Task to carry out:
Whenever a line in the entries below contains the string "employees", copy that line.

Stored data:
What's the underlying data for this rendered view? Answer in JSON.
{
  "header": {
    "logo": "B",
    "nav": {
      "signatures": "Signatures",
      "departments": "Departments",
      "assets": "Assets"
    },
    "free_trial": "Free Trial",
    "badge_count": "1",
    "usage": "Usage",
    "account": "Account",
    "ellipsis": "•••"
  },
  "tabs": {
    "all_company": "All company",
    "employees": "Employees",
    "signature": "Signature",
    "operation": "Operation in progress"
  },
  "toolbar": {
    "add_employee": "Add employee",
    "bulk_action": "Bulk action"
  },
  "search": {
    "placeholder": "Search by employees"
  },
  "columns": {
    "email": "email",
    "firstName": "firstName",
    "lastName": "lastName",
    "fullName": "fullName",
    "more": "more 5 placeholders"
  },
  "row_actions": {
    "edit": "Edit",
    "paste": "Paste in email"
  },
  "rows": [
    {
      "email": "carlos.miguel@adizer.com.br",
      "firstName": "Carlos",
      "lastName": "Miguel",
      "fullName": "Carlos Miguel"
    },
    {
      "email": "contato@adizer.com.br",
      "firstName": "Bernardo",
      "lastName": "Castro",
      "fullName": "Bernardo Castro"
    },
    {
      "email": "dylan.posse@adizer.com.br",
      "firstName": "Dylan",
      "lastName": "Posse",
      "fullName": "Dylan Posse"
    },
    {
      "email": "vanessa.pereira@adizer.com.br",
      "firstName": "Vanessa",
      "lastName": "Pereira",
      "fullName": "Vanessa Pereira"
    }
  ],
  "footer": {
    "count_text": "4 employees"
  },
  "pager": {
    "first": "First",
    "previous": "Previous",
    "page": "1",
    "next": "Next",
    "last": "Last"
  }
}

Output below:
    "employees": "Employees",
    "placeholder": "Search by employees"
    "count_text": "4 employees"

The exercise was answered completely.